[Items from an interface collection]
□ □ □ □ □
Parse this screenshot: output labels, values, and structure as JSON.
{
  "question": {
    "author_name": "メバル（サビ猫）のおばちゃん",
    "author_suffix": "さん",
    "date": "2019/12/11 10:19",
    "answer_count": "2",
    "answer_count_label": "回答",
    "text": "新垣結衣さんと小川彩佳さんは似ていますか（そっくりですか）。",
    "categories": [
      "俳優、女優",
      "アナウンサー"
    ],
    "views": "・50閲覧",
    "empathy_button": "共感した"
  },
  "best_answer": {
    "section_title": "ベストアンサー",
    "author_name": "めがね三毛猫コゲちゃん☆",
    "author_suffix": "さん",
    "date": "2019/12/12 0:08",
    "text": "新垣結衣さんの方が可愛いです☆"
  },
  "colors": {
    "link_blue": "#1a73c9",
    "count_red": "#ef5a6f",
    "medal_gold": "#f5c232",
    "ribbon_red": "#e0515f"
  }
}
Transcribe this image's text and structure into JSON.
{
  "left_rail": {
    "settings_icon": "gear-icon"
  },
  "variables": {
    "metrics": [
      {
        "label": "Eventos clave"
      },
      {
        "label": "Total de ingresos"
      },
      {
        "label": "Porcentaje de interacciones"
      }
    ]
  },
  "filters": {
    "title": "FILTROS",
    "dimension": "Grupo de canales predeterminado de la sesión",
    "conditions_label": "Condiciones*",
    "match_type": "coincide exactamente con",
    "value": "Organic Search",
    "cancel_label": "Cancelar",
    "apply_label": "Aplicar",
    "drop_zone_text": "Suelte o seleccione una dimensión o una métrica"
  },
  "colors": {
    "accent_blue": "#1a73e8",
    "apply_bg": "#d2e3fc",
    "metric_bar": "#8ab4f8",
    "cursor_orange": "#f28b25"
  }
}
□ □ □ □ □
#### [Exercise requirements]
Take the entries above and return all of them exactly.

#### [Exercise result]
Parse this screenshot: output labels, values, and structure as JSON.
{
  "question": {
    "author_name": "メバル（サビ猫）のおばちゃん",
    "author_suffix": "さん",
    "date": "2019/12/11 10:19",
    "answer_count": "2",
    "answer_count_label": "回答",
    "text": "新垣結衣さんと小川彩佳さんは似ていますか（そっくりですか）。",
    "categories": [
      "俳優、女優",
      "アナウンサー"
    ],
    "views": "・50閲覧",
    "empathy_button": "共感した"
  },
  "best_answer": {
    "section_title": "ベストアンサー",
    "author_name": "めがね三毛猫コゲちゃん☆",
    "author_suffix": "さん",
    "date": "2019/12/12 0:08",
    "text": "新垣結衣さんの方が可愛いです☆"
  },
  "colors": {
    "link_blue": "#1a73c9",
    "count_red": "#ef5a6f",
    "medal_gold": "#f5c232",
    "ribbon_red": "#e0515f"
  }
}
Transcribe this image's text and structure into JSON.
{
  "left_rail": {
    "settings_icon": "gear-icon"
  },
  "variables": {
    "metrics": [
      {
        "label": "Eventos clave"
      },
      {
        "label": "Total de ingresos"
      },
      {
        "label": "Porcentaje de interacciones"
      }
    ]
  },
  "filters": {
    "title": "FILTROS",
    "dimension": "Grupo de canales predeterminado de la sesión",
    "conditions_label": "Condiciones*",
    "match_type": "coincide exactamente con",
    "value": "Organic Search",
    "cancel_label": "Cancelar",
    "apply_label": "Aplicar",
    "drop_zone_text": "Suelte o seleccione una dimensión o una métrica"
  },
  "colors": {
    "accent_blue": "#1a73e8",
    "apply_bg": "#d2e3fc",
    "metric_bar": "#8ab4f8",
    "cursor_orange": "#f28b25"
  }
}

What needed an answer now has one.